In Calgary's outskirts, long rows of small houses are built right into the hills, which isn't really an attractive sight. Highway 1 runs smack through the city, and it is plagued by major traffic works. On top of this, approximately every 300 meters there are traffic lights... As a matter of fact, the entire city of Calgary is rather seriously affected by many road and infrastructure constructions, which explains the heavy traffic. The reason for the many concurrent works, across the whole province, seems to lie in the recent and large oil discoveries. In a relatively short lapse of time so much extra money has become available, that there doesn't seem to be an end in sight. And all politicians love to spend money on large (and expensive...) public constructions...

The Mountain View Farm Campground is probably the best of Calgary's few campgrounds. Despite its pretty name, not much of a "Mountain View" can be discovered, but instead one gets a perfect panorama of a messy "Dump View"... Remarkable however, is the fact that this campground is almost fully occupied by"permanent" RV customers. In Alberta, the large influx of immigrants created a major housing problem, and it is entirely related to the recent oil discoveries. There are simply too few houses for all these people, despite extensive construction. Many workers have therefore temporarily taken refuge in a campground, with an RV. And since there is more demand than supply, there is no reason for the owners to modernize or even maintain their campgrounds...

Heritage Park

Calgary's Heritage Park is an open-air museum.

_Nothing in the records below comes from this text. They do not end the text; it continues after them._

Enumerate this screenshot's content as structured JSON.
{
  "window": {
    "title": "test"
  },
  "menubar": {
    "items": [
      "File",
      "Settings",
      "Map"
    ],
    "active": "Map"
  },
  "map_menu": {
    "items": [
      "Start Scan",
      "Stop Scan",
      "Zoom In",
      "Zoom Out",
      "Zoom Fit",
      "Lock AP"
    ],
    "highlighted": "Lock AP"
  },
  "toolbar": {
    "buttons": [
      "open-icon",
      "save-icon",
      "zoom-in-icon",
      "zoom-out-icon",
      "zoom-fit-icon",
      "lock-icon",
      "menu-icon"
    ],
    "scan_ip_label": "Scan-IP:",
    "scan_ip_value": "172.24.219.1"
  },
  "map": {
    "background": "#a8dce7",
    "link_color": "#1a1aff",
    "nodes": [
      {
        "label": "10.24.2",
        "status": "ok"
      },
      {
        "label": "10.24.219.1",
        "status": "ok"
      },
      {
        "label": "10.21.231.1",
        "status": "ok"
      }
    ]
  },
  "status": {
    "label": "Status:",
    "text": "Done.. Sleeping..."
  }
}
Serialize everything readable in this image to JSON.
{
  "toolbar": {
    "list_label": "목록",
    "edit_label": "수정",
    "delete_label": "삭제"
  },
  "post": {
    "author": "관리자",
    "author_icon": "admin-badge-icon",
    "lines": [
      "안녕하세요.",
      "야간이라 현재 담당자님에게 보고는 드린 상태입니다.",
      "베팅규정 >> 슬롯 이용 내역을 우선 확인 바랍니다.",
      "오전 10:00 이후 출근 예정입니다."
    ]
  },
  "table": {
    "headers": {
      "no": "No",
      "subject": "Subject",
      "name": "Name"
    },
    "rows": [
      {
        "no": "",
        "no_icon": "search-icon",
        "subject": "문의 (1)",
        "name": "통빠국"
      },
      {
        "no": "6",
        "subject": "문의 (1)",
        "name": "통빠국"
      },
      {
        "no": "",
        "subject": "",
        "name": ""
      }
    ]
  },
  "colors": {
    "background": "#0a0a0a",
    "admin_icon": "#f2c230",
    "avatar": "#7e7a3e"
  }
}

It started in 1964 as a private initiative, to preserve the old Calgary character for future generations. Afterwards, the province took over this task, and the whole initiative developed into a very worthwhile affair.

They started by bringing twelve old buildings over from the city, and then gradually more houses were bought (or received), often complete with furniture. By now there are more than 150 old houses on display ! The houses were carefully restored, and many ancient crafts were housed in them. The park includes a candy shop, bakery, printer, dentist, hotel, livery stable, and even a church from the 1900's !

Many volunteers walk around in authentic costumes, and they are eager to provide explanations. The park also contains a children's playground and a real steam train, which runs all the way around the park. Obviously, it is the place to go to, and to shoot some beautiful pictures. Although we've seen several reconstructions of the 1900's during our exploration trips , this park is certainly interesting and deserving !

Calgary : Heritage Park 1 Calgary : Heritage Park 2
   
Calgary : Heritage Park 3 Calgary : Heritage Park 4
** Continue reading with Things to See - part 2 **